> [Your task]:
Without the pictures, reproduce the records that follow exactly.

> [Given entries]:
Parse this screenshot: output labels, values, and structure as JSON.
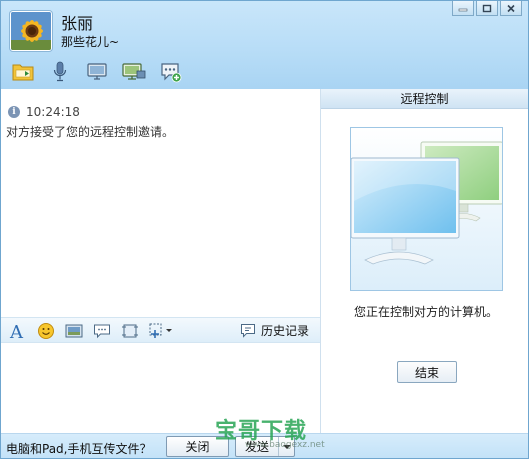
{
  "contact": {
    "name": "张丽",
    "signature": "那些花儿~"
  },
  "toolbar": {
    "items": [
      "folder-icon",
      "mic-icon",
      "screen-icon",
      "remote-desktop-icon",
      "more-apps-icon"
    ]
  },
  "chat": {
    "messages": [
      {
        "time": "10:24:18",
        "text": "对方接受了您的远程控制邀请。"
      }
    ]
  },
  "format_bar": {
    "history_label": "历史记录"
  },
  "remote_panel": {
    "title": "远程控制",
    "status": "您正在控制对方的计算机。",
    "end_label": "结束"
  },
  "footer": {
    "transfer_text": "电脑和Pad,手机互传文件？",
    "close_label": "关闭",
    "send_label": "发送"
  },
  "watermark": {
    "main": "宝哥下载",
    "sub": "www.baogexz.net"
  },
  "colors": {
    "header_bg": "#b8ddf7",
    "accent": "#6fa6cf",
    "watermark": "#28a555"
  }
}
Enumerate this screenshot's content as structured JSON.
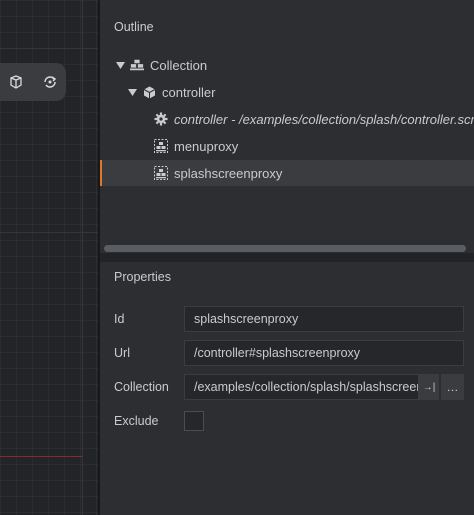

> [Written reply]:
Parse this screenshot: output labels, values, and structure as JSON.
{
  "contact": {
    "name": "张丽",
    "signature": "那些花儿~"
  },
  "toolbar": {
    "items": [
      "folder-icon",
      "mic-icon",
      "screen-icon",
      "remote-desktop-icon",
      "more-apps-icon"
    ]
  },
  "chat": {
    "messages": [
      {
        "time": "10:24:18",
        "text": "对方接受了您的远程控制邀请。"
      }
    ]
  },
  "format_bar": {
    "history_label": "历史记录"
  },
  "remote_panel": {
    "title": "远程控制",
    "status": "您正在控制对方的计算机。",
    "end_label": "结束"
  },
  "footer": {
    "transfer_text": "电脑和Pad,手机互传文件？",
    "close_label": "关闭",
    "send_label": "发送"
  },
  "watermark": {
    "main": "宝哥下载",
    "sub": "www.baogexz.net"
  },
  "colors": {
    "header_bg": "#b8ddf7",
    "accent": "#6fa6cf",
    "watermark": "#28a555"
  }
}
Enumerate this screenshot's content as structured JSON.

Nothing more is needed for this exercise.